▸ PROVIDED ENTRIES:
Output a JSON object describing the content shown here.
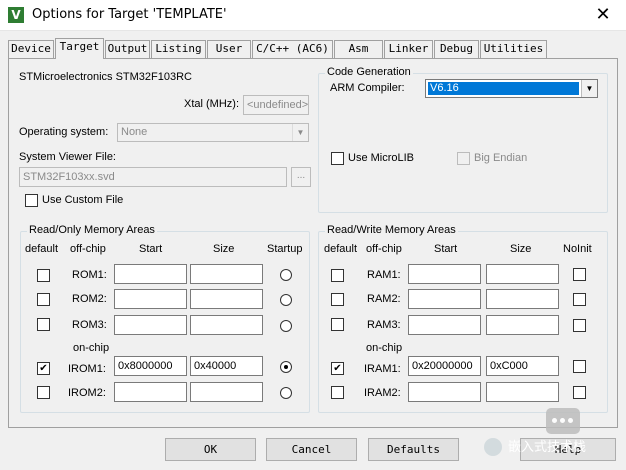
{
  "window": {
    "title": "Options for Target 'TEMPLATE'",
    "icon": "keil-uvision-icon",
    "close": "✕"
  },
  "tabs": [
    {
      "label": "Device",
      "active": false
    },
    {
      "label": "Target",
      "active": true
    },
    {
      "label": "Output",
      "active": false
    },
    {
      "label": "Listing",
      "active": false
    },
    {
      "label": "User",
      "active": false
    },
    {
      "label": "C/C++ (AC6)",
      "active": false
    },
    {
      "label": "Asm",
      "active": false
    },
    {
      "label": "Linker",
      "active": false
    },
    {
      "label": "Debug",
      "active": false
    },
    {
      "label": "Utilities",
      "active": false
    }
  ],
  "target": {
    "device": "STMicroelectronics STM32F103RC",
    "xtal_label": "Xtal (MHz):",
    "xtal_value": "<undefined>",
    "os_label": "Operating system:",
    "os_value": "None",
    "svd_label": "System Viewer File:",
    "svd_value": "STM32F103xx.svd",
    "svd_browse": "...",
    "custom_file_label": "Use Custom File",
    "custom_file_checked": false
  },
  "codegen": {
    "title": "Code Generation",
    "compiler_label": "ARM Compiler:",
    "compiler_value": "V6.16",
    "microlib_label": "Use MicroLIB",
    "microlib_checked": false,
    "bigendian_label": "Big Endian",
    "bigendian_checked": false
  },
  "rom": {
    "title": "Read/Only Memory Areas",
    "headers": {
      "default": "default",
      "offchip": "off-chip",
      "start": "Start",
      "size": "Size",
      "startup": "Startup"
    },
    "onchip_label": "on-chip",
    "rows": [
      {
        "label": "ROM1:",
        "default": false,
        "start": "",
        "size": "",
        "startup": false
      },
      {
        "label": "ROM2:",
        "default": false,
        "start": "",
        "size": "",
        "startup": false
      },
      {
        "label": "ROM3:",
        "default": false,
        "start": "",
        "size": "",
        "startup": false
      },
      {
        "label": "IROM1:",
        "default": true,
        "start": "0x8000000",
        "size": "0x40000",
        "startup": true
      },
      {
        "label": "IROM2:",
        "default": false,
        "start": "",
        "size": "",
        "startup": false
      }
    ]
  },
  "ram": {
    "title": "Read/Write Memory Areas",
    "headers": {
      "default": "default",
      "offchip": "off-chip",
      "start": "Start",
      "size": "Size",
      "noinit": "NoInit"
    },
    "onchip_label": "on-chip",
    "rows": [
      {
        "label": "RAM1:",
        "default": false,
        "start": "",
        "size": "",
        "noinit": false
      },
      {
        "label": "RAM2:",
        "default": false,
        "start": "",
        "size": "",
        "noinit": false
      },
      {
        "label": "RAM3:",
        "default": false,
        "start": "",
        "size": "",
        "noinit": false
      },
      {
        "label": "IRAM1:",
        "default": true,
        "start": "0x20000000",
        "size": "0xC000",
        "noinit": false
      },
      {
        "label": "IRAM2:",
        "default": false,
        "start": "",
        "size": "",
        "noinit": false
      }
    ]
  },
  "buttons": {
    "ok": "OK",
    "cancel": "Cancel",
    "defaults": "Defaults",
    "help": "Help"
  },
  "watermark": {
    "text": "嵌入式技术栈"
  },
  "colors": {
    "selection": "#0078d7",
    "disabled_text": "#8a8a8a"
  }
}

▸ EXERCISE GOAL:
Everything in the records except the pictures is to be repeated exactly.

▸ OUTPUT:
Output a JSON object describing the content shown here.
{
  "window": {
    "title": "Options for Target 'TEMPLATE'",
    "icon": "keil-uvision-icon",
    "close": "✕"
  },
  "tabs": [
    {
      "label": "Device",
      "active": false
    },
    {
      "label": "Target",
      "active": true
    },
    {
      "label": "Output",
      "active": false
    },
    {
      "label": "Listing",
      "active": false
    },
    {
      "label": "User",
      "active": false
    },
    {
      "label": "C/C++ (AC6)",
      "active": false
    },
    {
      "label": "Asm",
      "active": false
    },
    {
      "label": "Linker",
      "active": false
    },
    {
      "label": "Debug",
      "active": false
    },
    {
      "label": "Utilities",
      "active": false
    }
  ],
  "target": {
    "device": "STMicroelectronics STM32F103RC",
    "xtal_label": "Xtal (MHz):",
    "xtal_value": "<undefined>",
    "os_label": "Operating system:",
    "os_value": "None",
    "svd_label": "System Viewer File:",
    "svd_value": "STM32F103xx.svd",
    "svd_browse": "...",
    "custom_file_label": "Use Custom File",
    "custom_file_checked": false
  },
  "codegen": {
    "title": "Code Generation",
    "compiler_label": "ARM Compiler:",
    "compiler_value": "V6.16",
    "microlib_label": "Use MicroLIB",
    "microlib_checked": false,
    "bigendian_label": "Big Endian",
    "bigendian_checked": false
  },
  "rom": {
    "title": "Read/Only Memory Areas",
    "headers": {
      "default": "default",
      "offchip": "off-chip",
      "start": "Start",
      "size": "Size",
      "startup": "Startup"
    },
    "onchip_label": "on-chip",
    "rows": [
      {
        "label": "ROM1:",
        "default": false,
        "start": "",
        "size": "",
        "startup": false
      },
      {
        "label": "ROM2:",
        "default": false,
        "start": "",
        "size": "",
        "startup": false
      },
      {
        "label": "ROM3:",
        "default": false,
        "start": "",
        "size": "",
        "startup": false
      },
      {
        "label": "IROM1:",
        "default": true,
        "start": "0x8000000",
        "size": "0x40000",
        "startup": true
      },
      {
        "label": "IROM2:",
        "default": false,
        "start": "",
        "size": "",
        "startup": false
      }
    ]
  },
  "ram": {
    "title": "Read/Write Memory Areas",
    "headers": {
      "default": "default",
      "offchip": "off-chip",
      "start": "Start",
      "size": "Size",
      "noinit": "NoInit"
    },
    "onchip_label": "on-chip",
    "rows": [
      {
        "label": "RAM1:",
        "default": false,
        "start": "",
        "size": "",
        "noinit": false
      },
      {
        "label": "RAM2:",
        "default": false,
        "start": "",
        "size": "",
        "noinit": false
      },
      {
        "label": "RAM3:",
        "default": false,
        "start": "",
        "size": "",
        "noinit": false
      },
      {
        "label": "IRAM1:",
        "default": true,
        "start": "0x20000000",
        "size": "0xC000",
        "noinit": false
      },
      {
        "label": "IRAM2:",
        "default": false,
        "start": "",
        "size": "",
        "noinit": false
      }
    ]
  },
  "buttons": {
    "ok": "OK",
    "cancel": "Cancel",
    "defaults": "Defaults",
    "help": "Help"
  },
  "watermark": {
    "text": "嵌入式技术栈"
  },
  "colors": {
    "selection": "#0078d7",
    "disabled_text": "#8a8a8a"
  }
}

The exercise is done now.